At the time of launch, there are only three maps: The Bell Tower, The School, and The Library. While the number of maps available seems sparse, it actually lets you learn the maps better this way. You’re may repeat a map from match to match, but your understanding of locations benefits either the killer or survivor you’re playing as. I learned that Last Year: The Nightmare has generous fall damage, letting you fall a single story without any damage, but more than that and you can take fall damage, and even be knocked down requiring a revive from a teammate. Matches are begin and end with really well done cutscenes that are based on who survived, and who didn’t.

This starting off as a Discord Store timed-exclusive, allows for some special features and bonuses playing the game. It has Discord’s rich presence which places an overlay in the game, push to talk functionality, and clear and crisp voice chat for all players. It’s also interesting point out that this voice chat lets the killer communicate with the survivors as well. It’s awesome you get to hear the others openly strategize, though I wish it was proximity based for immersion. You’re definitely missing out if you’re not using voice chat, but there is a text chat option. I’d also like the option for a button that could ping you current location for some additional contextual awareness for your teammates. The characters themselves spout lines that are situation based, and it’s cool to bounce off that to help communicate. Last Year is at its best when everyone has microphones, and the hilarity that ensues as you hear your teammates scream when you can’t help (especially if you’re playing a class without any offense).

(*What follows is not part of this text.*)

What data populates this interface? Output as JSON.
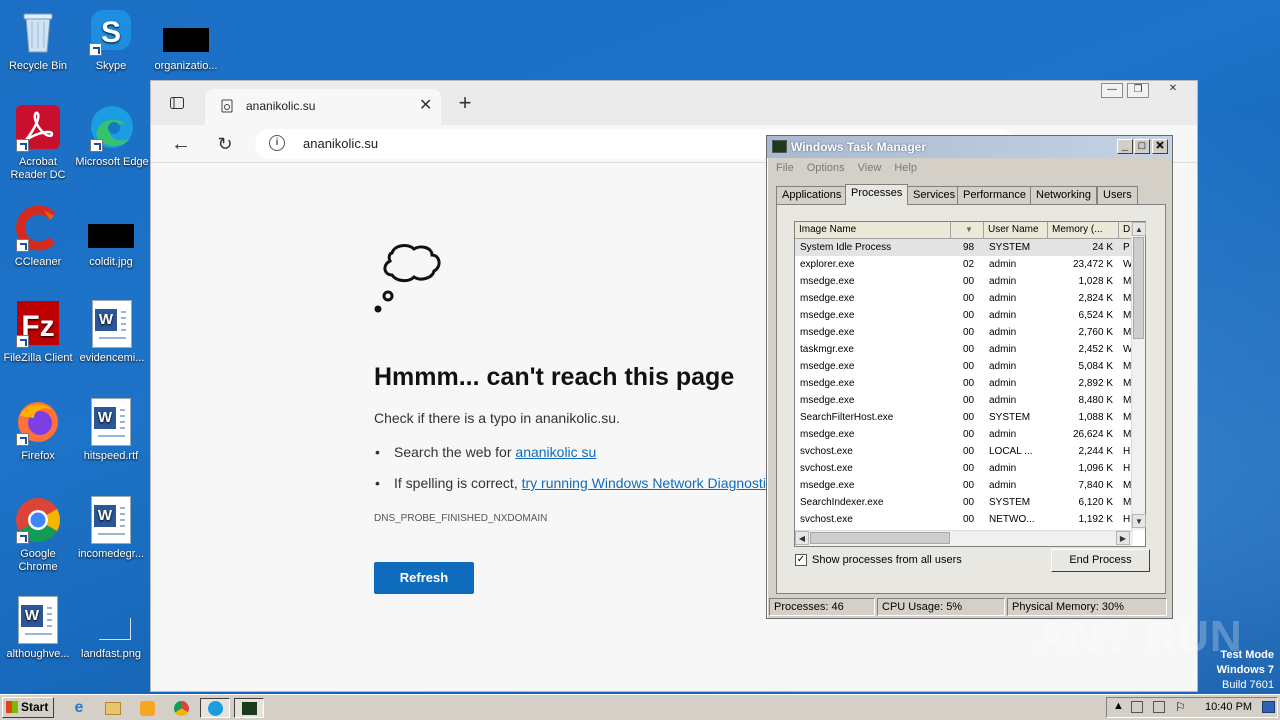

The only issue I have with the game visually, is the lack of a FOV slider. I can see it not existing for balance reasons, but the default field of view is too tight and thankfully doesn’t introduce motion sickness, which I’m normally susceptible to. While the default FOV works in this regard, I’d love to see an option to increase it. Last Year: The Nightmare is one incredibly polished game. It looks so good in Unreal Engine 4, being visually stunning and detailed. The environments alone are award-worthy. So many personal touches, and has a handcrafted look and feel. Since there aren’t any NPCs or other characters to interact with besides your team, the levels tell stories atmospherically. For instance, the school level has faculty members dead and scattered. The library has a Ghostbusters feel to it, and the bell tower has a “Scream 2” vibe. They evoke different movies, and material while making it all its own.

Last Year: The Nightmare is not without its faults. Especially on launch day, but since then I’ve been randomly disconnected or had issue connecting to lobbies that were clearly not related to my internet. I’ve also experienced and seen a fair number of bugs from doors opening visually, but not actually letting the player leave a room. I had an instance as a killer that didn’t allow me to walk or run, I could only jump as a means of movement and ultimately lost all chance of being able to catch any survivors.

Given how well everything else is about this game, I have no doubts that Elastic Games will be able to squash these bugs and correct any issues going forward. Elastic Games seems to have their head on straight, and directly connected to the community to make this the best game it can be.

Elastic Games gets it right with Last Year: The Nightmare as it easily gets its hooks in you from the start. With a free content road-map outlined for 2019, the future looks bright going forward. It has a few bugs that keep it from greatness, but nothing to keep anyone from playing it right now. As you get paired up with random people and are forced to work together, this is the kind of game you make friends from. If you want to see what the definition of a successful Kickstarter is, look no further than Last Year. Upcoming platforms are in for a treat, as Last Year: The Nightmare is a killer game.

A Discord Store code was provided by the publisher for review purposes